says it all
A phrase used to emphasize a particular detail, usually because it is evidence of a bigger issue. When I asked my mom if she was mad at me, her silence said it all. Oh, he's still petrified of dogs—the look of terror on his face says it all!
as I was saying
Said when one wants to return to one's previous topic of discussion. As I was saying before the waiter came over, I'm going to Europe next month! Thank you Alice. Now as I was saying, you'll need to call payroll to get those figures.
See also: saying
as I was sayingand like I was saying
to repeat what I've been saying; to continue with what I was saying. (The first form is appropriate in any conversation. The second form is colloquial, informal, and familiar. In addition, this use of like for as, in the second form, is objected to by many people.) Bill: Now, Mary, this is one of the round ones that attaches to the wire here. Bob (passing through the room): Hello, you two! I'll talk to you later. Bill: Yeah, see you around. Now, as I was saying, Mary, this goes here on this wire. Tom: I hate to interrupt, but someone's car is being broken into down on the street. Fred: As I was saying, these illegal practices must stop.
See also: saying
(Do you) know what I 'm saying?and You know what I'm saying?; (Do you) know what I mean?; You know what I mean?
Do you understand me?; Do you agree? Sue: This is, like, really great! You know what I'm saying? Mary: Yeah, I've been there. It's great.
See also: know
I hear what you're saying, and I hear you.
1. I know exactly what you mean! John: The prices in this place are a bit steep. Jane: Man, I hear you! Bill: I think it's about time for the whole management team to resign! Andrew: I hear what you're saying.
2. an expression indicating that the speaker has been heard, but implying that there is no agreement. Tom: Time has come to do something about that ailing dog of yours. Mary: I hear what you're saying. Jane: It would be a good idea to have the house painted. John: I hear what you're saying.
(It) (just) goes without saying.

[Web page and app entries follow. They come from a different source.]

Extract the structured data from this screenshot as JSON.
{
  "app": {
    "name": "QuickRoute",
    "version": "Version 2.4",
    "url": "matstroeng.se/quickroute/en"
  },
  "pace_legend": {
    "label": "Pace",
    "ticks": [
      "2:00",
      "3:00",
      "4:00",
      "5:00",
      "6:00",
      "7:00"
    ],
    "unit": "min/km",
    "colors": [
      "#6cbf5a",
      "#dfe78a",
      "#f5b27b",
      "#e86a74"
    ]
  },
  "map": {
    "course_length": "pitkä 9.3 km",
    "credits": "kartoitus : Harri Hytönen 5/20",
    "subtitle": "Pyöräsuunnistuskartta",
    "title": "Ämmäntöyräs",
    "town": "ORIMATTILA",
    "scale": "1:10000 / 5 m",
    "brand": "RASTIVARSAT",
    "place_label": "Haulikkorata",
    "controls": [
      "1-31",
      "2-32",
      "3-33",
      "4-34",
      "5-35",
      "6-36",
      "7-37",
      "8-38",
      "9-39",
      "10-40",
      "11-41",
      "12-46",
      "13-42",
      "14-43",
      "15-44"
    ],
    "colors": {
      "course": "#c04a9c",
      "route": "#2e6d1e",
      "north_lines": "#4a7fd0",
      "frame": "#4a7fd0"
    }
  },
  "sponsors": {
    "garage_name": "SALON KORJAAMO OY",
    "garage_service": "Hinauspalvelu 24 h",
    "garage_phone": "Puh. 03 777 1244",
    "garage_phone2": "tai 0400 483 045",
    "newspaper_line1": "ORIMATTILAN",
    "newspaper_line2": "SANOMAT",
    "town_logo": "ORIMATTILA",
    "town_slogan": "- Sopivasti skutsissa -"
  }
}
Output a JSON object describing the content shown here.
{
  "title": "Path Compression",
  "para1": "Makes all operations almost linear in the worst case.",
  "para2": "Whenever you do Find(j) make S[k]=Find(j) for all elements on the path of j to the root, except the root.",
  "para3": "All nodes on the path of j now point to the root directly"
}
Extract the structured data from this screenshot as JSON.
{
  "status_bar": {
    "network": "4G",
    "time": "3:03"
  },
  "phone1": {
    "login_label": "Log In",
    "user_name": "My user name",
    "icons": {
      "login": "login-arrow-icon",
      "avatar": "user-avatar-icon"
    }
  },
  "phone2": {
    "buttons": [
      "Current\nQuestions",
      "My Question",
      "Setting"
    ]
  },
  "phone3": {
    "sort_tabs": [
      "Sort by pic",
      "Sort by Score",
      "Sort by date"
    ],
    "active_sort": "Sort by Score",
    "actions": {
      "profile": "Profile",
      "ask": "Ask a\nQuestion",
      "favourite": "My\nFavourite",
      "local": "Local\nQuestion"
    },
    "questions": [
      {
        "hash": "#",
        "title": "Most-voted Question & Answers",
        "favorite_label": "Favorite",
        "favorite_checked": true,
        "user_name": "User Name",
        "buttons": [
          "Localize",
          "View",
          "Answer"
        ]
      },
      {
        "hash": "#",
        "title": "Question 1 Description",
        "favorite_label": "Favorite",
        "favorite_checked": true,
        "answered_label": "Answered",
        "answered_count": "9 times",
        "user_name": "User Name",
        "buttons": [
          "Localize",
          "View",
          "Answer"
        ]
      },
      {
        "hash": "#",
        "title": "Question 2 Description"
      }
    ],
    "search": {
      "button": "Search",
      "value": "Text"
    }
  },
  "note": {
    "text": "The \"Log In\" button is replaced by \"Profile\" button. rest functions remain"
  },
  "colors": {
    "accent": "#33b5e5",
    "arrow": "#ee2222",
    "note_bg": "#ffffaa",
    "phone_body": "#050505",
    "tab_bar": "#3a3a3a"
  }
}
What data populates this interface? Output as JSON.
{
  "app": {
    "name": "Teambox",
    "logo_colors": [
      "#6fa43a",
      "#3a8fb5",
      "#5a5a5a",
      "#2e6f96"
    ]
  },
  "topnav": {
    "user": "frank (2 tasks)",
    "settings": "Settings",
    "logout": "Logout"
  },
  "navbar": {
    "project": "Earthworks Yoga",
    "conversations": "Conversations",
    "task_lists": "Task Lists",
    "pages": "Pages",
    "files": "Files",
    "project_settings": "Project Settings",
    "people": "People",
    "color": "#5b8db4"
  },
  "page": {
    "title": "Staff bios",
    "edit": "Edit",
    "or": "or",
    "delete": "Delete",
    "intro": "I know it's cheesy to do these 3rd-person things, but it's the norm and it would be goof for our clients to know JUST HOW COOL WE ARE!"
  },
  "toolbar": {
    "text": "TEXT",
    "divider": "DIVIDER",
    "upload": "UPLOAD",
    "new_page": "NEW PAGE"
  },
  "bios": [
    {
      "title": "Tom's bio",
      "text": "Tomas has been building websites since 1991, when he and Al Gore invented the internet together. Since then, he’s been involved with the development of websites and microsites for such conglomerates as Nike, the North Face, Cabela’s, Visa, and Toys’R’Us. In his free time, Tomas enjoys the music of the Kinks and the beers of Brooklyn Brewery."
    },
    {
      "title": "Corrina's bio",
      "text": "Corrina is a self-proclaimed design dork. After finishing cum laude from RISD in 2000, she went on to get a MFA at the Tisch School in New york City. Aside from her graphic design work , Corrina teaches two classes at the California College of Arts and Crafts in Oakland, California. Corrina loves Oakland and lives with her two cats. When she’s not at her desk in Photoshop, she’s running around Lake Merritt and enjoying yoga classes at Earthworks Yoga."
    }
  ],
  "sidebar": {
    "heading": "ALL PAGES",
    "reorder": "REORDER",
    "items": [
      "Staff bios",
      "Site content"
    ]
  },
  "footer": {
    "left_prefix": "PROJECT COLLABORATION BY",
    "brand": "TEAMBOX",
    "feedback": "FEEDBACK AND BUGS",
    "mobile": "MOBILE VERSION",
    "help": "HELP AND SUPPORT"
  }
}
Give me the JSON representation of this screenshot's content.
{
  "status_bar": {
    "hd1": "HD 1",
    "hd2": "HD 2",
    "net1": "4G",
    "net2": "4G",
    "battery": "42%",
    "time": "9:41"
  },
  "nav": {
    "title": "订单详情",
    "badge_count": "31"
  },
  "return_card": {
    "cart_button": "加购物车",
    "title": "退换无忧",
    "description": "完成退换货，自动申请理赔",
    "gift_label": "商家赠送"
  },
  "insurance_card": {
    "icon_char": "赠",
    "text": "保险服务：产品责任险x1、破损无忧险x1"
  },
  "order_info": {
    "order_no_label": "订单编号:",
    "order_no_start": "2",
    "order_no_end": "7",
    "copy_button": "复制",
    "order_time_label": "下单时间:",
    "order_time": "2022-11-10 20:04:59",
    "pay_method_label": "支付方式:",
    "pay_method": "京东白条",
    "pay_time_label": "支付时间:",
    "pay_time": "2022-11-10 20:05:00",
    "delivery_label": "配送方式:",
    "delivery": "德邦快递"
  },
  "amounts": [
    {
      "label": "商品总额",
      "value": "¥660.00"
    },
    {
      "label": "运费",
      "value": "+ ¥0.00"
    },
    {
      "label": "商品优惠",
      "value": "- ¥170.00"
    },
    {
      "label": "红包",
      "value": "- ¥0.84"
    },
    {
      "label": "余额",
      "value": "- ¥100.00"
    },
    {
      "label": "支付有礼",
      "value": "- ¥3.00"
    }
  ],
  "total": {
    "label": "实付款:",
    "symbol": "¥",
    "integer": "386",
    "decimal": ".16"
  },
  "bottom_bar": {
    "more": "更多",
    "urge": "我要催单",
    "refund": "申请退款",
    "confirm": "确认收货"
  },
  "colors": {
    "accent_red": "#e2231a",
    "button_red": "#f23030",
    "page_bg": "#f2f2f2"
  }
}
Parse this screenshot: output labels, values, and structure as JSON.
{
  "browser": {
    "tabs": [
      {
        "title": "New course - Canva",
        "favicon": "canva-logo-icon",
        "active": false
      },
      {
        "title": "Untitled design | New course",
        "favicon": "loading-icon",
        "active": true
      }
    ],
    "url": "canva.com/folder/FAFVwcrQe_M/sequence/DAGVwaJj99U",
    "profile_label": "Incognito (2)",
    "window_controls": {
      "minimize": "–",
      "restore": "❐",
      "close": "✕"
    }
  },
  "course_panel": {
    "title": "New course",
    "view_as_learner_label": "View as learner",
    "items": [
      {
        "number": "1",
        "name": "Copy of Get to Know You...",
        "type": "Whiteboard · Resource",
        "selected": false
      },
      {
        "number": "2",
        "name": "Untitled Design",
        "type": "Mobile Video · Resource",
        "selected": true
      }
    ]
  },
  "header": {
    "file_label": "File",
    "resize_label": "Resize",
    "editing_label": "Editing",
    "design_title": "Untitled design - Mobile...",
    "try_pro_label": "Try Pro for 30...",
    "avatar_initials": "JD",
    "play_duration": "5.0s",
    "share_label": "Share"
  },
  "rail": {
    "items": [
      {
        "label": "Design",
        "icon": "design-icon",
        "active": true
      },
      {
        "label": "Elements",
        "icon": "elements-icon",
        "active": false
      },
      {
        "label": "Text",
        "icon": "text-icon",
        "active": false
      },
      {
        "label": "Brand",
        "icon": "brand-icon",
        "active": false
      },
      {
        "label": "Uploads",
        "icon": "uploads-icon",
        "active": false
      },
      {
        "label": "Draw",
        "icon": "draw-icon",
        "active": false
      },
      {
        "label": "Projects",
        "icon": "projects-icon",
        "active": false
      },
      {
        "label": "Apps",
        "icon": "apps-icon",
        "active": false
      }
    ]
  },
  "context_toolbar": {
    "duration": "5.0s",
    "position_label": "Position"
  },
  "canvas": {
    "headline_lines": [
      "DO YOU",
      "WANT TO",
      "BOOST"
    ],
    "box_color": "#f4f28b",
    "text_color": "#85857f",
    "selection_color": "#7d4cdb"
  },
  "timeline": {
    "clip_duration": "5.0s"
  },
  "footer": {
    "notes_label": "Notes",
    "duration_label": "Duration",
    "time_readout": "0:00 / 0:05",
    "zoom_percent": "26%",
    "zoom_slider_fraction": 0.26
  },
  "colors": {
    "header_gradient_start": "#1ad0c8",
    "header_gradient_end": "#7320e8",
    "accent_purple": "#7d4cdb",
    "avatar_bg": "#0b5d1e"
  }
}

Cliché [something] is so obvious that it need not be said. It goes without saying that you are to wear formal clothing to the White House dinner. Of course you must be on time. That goes without saying.
it goes without saying
it should be generally understood or accepted It goes without saying that you will improve your skills with practice.
Usage notes: sometimes used in the form that goes without saying
It goes without saying.
something that you say when you believe that what you will say next is generally accepted or understood It goes without saying that we're delighted about the new baby.
go without saying
Be self-evident, a matter of course. For example, It goes without saying that success is the product of hard work. This expression is a translation of the French cela va sans dire. [Second half of 1800s]
I hear what you are saying
1. and I hear you. sent. I know what you are trying to say. Yes, yes. I hear what you are saying, and I’m with you.
2. sent. I understand your position, but I am under no obligation to agree. (Can be used to avoid disagreeing and the resulting argument.) I hear you, but it doesn’t matter.